◆ **Action item**
Copy each line that includes the string "сена" from the material into your answer.

◆ **Records to use**

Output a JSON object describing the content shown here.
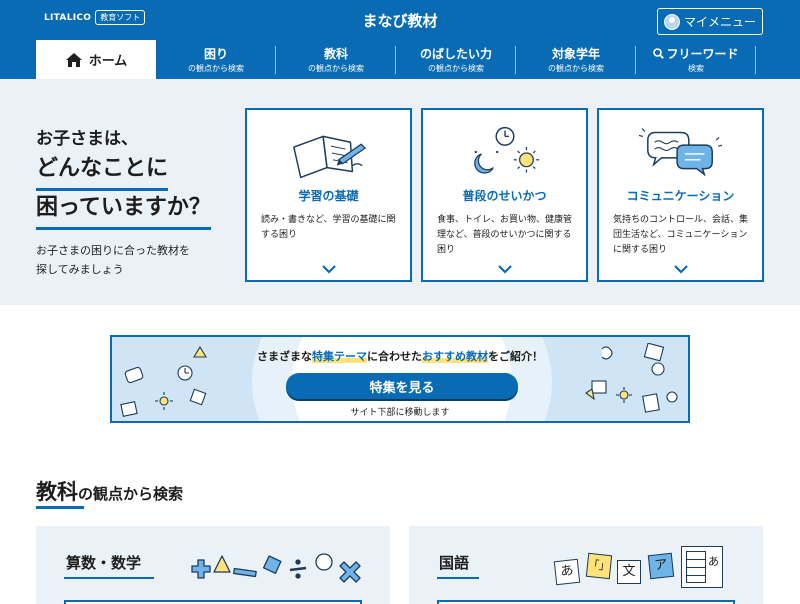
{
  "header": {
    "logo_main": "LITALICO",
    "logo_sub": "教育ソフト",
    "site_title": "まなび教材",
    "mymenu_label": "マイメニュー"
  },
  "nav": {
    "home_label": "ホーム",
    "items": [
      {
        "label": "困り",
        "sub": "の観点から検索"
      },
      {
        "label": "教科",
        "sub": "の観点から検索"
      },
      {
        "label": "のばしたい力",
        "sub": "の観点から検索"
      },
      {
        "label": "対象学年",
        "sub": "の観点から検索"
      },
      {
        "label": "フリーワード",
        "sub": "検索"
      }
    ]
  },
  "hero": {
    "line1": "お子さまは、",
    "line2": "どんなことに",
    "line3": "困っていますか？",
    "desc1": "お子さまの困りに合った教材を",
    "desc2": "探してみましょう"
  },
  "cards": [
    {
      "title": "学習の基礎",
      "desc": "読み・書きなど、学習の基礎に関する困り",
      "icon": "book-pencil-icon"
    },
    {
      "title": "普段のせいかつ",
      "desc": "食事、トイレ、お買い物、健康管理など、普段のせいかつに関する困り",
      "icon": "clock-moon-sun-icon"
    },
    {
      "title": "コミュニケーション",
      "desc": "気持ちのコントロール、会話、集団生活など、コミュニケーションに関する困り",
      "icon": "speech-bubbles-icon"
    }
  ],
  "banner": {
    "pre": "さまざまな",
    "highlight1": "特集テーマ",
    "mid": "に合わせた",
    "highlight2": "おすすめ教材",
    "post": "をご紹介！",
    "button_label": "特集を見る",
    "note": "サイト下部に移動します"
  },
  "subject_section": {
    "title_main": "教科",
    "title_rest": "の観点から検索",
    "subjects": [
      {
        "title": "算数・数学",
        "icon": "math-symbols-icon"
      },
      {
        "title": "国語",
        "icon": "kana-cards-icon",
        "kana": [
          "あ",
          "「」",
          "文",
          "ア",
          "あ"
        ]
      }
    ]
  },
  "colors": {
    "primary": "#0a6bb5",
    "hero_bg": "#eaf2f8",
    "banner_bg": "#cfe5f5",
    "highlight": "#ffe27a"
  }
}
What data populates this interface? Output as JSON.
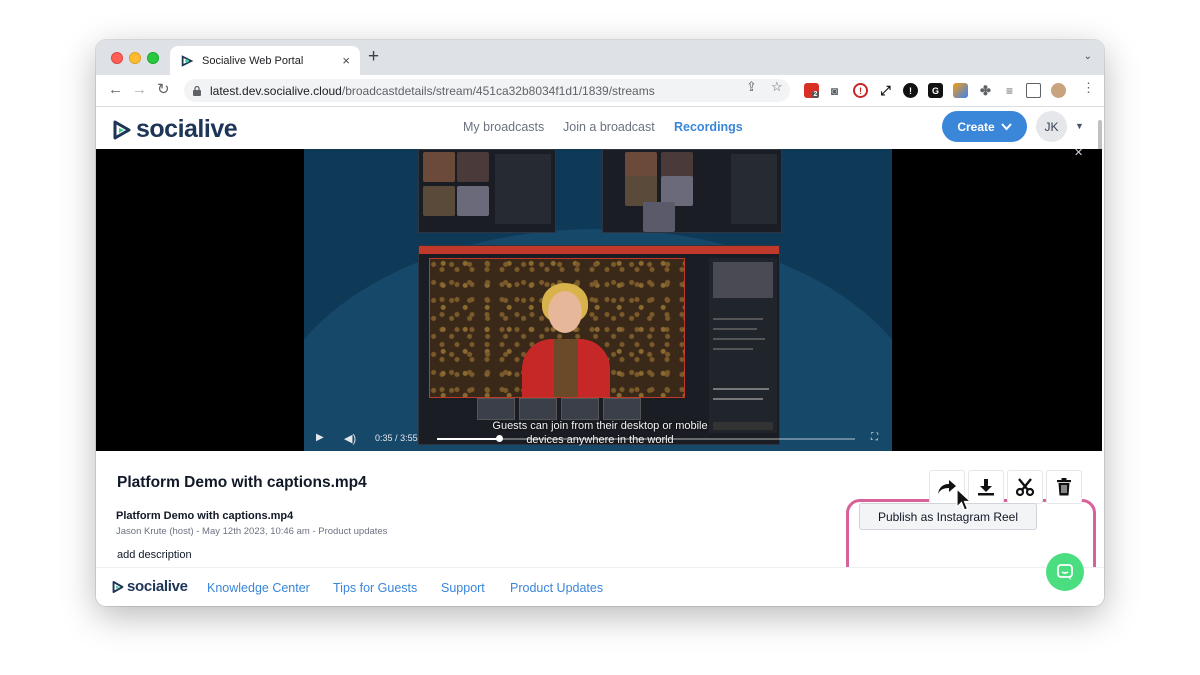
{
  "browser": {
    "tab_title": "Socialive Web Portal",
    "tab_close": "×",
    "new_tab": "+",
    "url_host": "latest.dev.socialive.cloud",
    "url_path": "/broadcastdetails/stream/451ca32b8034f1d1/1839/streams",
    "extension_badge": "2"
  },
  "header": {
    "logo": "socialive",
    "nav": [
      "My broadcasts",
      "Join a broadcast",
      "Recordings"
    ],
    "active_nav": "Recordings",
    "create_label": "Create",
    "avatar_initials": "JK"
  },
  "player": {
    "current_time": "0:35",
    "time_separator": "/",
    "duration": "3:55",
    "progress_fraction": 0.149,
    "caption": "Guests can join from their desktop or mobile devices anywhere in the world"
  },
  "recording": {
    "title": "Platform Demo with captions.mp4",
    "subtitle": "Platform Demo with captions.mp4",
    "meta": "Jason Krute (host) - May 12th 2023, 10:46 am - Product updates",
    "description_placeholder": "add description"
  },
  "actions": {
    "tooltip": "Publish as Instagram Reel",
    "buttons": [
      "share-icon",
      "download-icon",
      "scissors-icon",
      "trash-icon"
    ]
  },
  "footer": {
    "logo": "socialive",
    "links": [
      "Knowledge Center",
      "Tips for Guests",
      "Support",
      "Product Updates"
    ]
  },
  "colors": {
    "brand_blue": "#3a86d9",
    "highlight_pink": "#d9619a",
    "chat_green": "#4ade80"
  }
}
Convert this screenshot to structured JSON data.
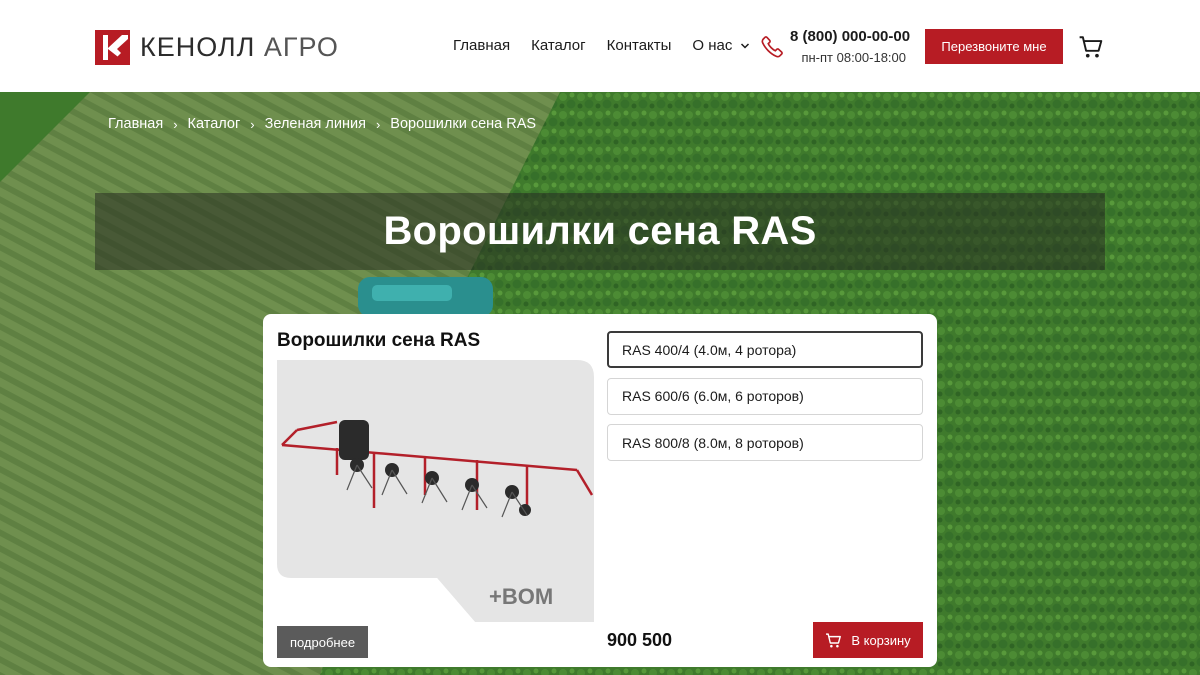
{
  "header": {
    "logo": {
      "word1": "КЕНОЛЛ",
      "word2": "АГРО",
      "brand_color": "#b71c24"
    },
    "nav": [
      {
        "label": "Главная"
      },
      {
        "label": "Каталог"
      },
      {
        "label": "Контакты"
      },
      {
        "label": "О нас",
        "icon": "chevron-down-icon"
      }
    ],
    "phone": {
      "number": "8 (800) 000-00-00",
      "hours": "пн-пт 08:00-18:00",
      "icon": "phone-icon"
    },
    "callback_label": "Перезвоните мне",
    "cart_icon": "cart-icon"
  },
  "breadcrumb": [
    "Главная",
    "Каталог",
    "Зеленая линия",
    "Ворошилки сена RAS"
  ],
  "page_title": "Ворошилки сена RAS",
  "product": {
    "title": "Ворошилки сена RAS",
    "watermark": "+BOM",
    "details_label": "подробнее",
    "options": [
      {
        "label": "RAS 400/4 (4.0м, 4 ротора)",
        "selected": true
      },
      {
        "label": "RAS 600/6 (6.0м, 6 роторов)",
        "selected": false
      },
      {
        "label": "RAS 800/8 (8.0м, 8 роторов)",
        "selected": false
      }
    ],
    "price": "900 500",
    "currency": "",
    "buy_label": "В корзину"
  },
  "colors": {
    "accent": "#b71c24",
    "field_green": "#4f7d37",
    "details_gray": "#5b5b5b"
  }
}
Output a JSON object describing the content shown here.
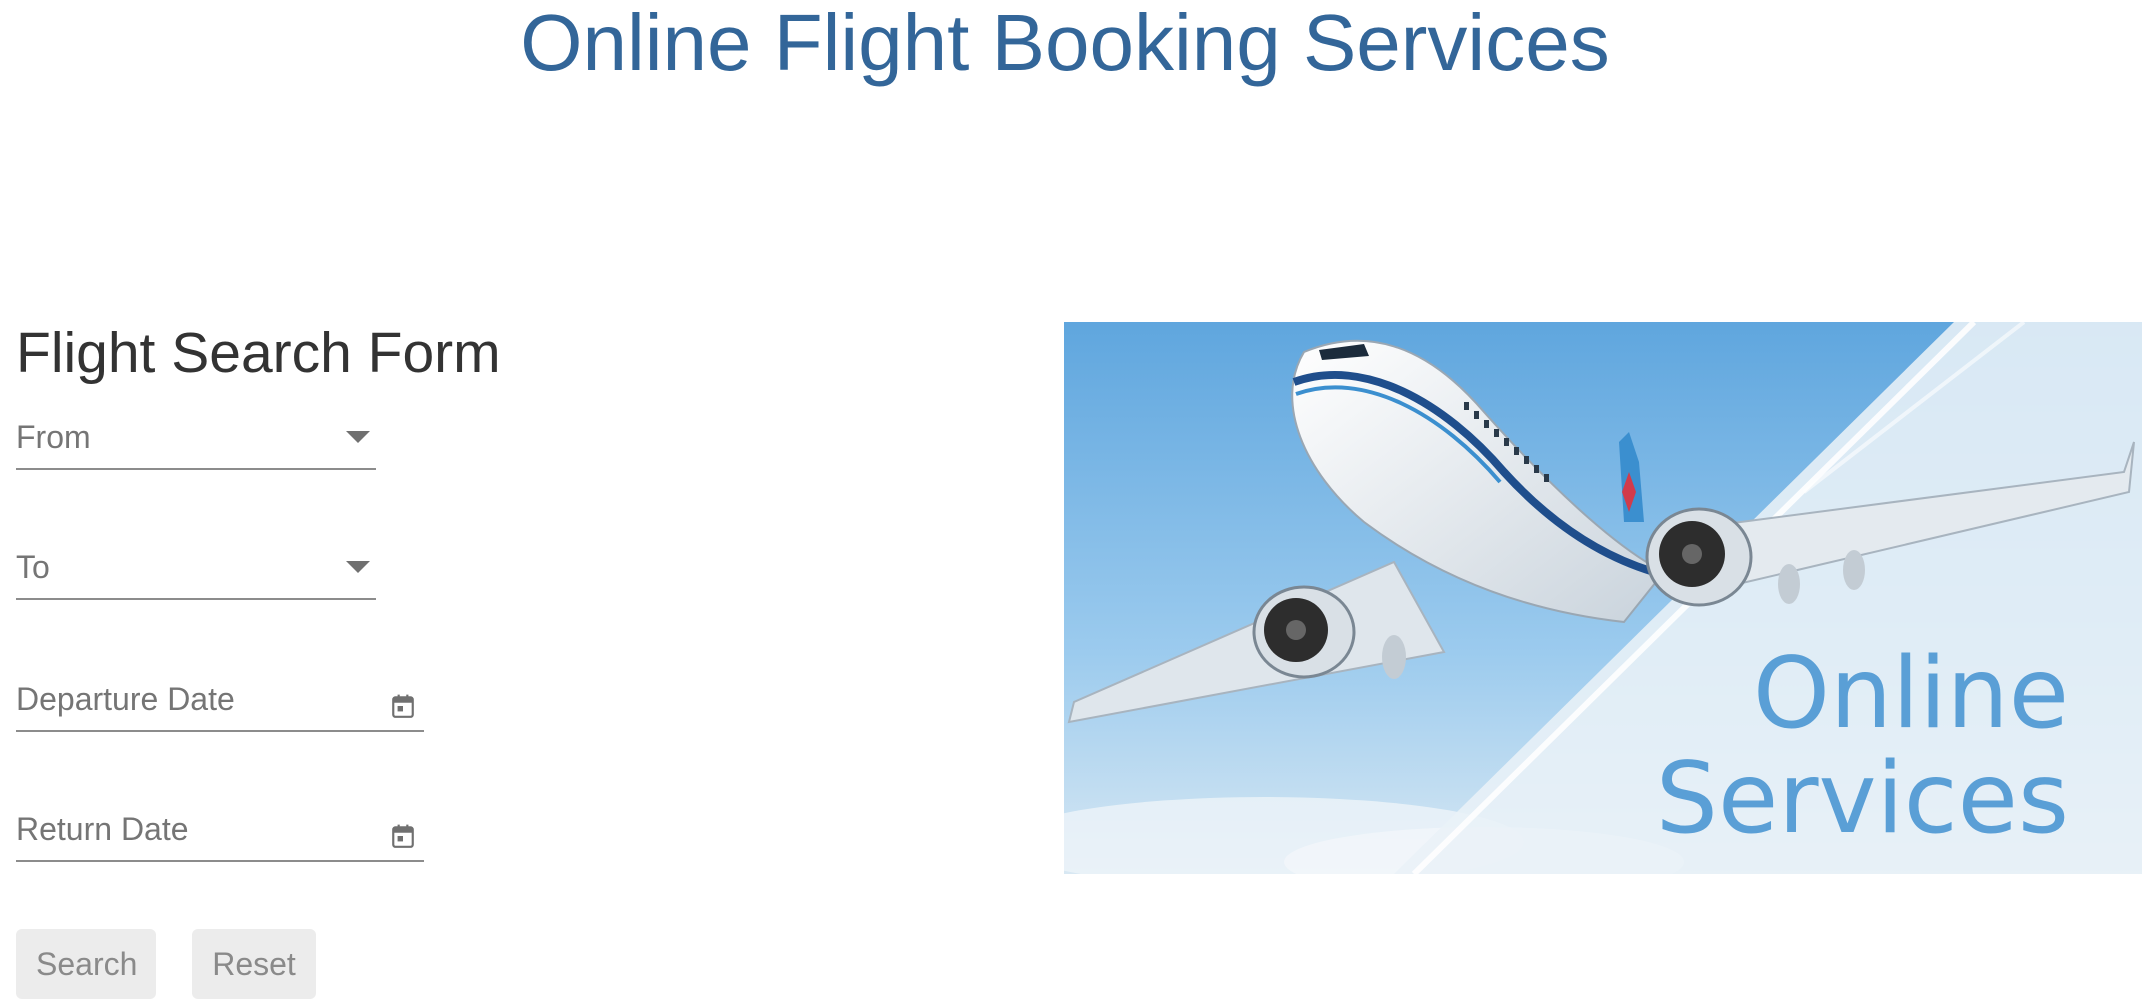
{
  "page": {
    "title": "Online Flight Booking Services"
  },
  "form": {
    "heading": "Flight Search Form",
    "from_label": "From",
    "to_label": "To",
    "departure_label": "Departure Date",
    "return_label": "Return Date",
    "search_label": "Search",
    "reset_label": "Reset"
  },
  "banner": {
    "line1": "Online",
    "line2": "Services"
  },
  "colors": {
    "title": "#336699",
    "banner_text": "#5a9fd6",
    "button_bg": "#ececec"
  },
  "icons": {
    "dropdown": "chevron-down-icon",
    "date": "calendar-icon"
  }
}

◆ **Solution for this task**
    "Ворошилки сена RAS"
  "page_title": "Ворошилки сена RAS",
    "title": "Ворошилки сена RAS",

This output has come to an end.